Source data
◆ ◆ ◆ ◆ ◆ ◆ ◆
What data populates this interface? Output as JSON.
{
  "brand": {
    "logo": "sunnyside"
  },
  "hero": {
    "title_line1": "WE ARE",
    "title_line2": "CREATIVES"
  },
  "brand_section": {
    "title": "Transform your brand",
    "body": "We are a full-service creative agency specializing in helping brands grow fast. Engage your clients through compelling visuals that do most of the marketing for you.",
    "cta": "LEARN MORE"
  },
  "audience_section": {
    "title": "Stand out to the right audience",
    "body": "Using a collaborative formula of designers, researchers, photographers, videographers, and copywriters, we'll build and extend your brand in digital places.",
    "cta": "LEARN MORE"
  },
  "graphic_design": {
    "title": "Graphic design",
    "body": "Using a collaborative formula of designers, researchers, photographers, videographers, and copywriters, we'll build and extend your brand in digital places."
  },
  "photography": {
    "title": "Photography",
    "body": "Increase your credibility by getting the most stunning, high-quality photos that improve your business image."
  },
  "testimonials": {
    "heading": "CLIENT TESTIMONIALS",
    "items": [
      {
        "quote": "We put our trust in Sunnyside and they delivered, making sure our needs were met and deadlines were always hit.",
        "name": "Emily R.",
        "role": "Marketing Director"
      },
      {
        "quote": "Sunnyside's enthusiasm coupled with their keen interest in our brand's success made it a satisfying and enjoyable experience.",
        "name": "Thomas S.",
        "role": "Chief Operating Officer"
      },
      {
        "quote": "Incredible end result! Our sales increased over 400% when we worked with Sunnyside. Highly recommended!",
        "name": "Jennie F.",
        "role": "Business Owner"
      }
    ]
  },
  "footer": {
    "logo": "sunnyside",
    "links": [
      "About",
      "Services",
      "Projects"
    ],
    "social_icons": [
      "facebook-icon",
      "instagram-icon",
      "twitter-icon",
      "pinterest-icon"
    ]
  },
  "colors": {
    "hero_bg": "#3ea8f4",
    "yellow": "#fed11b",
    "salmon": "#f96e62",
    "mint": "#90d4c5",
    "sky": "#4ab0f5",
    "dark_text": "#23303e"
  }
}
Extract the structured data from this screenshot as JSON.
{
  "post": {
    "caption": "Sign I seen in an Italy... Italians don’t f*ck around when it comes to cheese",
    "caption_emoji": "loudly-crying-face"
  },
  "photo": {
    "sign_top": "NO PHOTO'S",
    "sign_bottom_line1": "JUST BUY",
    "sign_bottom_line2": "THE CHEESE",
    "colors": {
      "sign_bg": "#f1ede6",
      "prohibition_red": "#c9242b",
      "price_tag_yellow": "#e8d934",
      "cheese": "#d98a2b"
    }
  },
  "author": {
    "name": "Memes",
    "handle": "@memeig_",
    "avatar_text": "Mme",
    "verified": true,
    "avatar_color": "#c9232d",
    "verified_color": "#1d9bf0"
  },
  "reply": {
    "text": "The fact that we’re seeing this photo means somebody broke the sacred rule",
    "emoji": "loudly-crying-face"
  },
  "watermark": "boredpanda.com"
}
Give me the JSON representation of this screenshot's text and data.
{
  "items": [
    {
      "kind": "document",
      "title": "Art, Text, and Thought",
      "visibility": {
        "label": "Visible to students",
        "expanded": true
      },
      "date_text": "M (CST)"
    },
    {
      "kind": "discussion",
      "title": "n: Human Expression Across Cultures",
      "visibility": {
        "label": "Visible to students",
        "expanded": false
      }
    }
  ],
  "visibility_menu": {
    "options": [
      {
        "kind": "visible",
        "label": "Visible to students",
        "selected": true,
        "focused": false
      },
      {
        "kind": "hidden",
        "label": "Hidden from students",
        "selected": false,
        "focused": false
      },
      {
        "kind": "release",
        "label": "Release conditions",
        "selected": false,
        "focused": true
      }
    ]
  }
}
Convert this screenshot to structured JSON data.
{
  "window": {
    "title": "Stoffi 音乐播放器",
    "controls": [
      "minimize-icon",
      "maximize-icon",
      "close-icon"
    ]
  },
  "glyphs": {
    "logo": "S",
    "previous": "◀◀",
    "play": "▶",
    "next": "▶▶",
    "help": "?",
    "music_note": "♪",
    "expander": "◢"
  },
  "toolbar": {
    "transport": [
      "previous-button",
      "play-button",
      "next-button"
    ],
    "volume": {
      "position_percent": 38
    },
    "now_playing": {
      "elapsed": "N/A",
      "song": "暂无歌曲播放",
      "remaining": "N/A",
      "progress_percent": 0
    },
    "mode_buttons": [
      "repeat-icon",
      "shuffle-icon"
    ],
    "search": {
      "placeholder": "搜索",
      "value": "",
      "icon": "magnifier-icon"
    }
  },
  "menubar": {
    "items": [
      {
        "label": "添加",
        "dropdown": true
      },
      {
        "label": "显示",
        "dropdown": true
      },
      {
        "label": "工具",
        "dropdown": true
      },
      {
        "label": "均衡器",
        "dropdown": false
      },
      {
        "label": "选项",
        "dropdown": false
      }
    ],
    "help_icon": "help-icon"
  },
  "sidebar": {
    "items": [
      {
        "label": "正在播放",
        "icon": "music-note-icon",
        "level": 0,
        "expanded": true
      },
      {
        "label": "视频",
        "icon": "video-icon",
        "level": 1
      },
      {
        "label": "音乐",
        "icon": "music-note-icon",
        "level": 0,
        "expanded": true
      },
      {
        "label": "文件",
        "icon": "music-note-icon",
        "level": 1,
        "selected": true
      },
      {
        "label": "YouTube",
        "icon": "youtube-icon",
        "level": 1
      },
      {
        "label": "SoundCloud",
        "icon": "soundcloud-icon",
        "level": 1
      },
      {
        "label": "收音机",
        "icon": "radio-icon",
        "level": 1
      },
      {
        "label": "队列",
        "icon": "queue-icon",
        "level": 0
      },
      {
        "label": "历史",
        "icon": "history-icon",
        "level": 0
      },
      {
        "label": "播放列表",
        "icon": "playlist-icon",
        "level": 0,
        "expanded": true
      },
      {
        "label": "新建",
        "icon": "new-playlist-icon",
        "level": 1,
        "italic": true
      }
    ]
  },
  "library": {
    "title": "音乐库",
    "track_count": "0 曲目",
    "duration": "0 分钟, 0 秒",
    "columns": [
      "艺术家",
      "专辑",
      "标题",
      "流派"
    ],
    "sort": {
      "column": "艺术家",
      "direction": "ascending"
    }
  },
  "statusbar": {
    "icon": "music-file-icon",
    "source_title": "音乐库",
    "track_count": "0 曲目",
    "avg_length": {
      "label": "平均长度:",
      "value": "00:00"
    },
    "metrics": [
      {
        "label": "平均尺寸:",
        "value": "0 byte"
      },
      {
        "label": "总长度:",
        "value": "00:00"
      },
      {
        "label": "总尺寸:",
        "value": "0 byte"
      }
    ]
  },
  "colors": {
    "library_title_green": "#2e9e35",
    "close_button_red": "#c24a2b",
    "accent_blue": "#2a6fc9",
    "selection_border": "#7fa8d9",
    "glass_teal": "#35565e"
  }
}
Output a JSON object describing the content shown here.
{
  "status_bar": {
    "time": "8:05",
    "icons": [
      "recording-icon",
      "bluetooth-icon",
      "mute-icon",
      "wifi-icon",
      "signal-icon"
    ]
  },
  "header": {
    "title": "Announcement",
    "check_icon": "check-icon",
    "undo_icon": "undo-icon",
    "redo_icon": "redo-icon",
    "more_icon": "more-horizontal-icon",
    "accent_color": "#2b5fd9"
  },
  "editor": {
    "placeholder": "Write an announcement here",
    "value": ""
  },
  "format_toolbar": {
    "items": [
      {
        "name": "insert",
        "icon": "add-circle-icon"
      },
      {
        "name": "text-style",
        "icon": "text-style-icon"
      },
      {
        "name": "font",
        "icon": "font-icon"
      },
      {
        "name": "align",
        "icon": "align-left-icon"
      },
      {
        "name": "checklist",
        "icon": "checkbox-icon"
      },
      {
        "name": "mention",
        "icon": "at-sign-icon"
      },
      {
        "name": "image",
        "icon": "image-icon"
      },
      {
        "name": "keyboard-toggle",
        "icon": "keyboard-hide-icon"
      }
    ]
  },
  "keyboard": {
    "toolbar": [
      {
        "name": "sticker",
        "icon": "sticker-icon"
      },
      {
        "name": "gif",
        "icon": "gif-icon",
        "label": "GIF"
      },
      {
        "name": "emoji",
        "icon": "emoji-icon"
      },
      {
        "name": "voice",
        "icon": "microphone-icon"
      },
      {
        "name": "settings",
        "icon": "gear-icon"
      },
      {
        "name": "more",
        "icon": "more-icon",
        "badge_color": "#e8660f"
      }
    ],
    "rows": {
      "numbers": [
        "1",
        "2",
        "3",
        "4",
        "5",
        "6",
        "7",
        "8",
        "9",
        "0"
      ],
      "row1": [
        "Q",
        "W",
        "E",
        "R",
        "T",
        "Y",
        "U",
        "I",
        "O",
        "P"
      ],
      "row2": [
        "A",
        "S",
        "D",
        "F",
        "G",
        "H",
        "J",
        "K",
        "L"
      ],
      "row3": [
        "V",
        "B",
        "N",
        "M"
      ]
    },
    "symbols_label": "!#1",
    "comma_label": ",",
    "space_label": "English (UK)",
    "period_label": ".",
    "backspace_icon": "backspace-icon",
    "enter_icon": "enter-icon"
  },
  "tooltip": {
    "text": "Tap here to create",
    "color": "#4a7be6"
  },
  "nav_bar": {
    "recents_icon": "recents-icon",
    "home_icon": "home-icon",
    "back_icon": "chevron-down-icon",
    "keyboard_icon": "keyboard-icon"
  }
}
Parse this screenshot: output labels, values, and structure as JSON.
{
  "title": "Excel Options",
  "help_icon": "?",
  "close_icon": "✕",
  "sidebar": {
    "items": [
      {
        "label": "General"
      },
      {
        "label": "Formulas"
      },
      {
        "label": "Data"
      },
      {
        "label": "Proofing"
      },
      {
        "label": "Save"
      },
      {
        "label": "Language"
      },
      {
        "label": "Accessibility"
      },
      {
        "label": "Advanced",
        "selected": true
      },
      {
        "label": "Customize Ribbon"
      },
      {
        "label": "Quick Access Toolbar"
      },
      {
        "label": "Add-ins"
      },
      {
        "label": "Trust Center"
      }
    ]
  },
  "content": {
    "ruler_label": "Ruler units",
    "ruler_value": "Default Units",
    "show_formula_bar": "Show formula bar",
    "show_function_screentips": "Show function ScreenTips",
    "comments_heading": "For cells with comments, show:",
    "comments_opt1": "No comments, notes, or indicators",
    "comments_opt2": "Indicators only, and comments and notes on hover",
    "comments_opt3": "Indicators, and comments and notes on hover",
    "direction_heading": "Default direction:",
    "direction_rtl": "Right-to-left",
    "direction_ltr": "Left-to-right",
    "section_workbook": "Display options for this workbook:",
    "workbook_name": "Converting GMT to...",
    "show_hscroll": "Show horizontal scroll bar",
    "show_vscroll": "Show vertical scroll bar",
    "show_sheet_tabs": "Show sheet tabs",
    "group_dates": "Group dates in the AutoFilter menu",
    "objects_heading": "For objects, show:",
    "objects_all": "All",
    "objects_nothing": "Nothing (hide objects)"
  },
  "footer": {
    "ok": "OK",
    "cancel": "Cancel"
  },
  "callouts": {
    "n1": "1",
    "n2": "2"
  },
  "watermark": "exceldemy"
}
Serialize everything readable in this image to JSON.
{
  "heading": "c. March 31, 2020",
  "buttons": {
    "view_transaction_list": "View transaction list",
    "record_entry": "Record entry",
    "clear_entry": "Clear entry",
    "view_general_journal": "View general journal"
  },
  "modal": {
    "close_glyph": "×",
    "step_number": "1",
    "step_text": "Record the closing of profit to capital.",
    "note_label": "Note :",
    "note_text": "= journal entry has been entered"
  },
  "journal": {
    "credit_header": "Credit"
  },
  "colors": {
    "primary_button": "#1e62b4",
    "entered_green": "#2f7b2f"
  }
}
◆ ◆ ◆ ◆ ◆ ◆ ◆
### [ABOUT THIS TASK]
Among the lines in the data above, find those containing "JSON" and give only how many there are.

### [EXERCISE RESULT]
7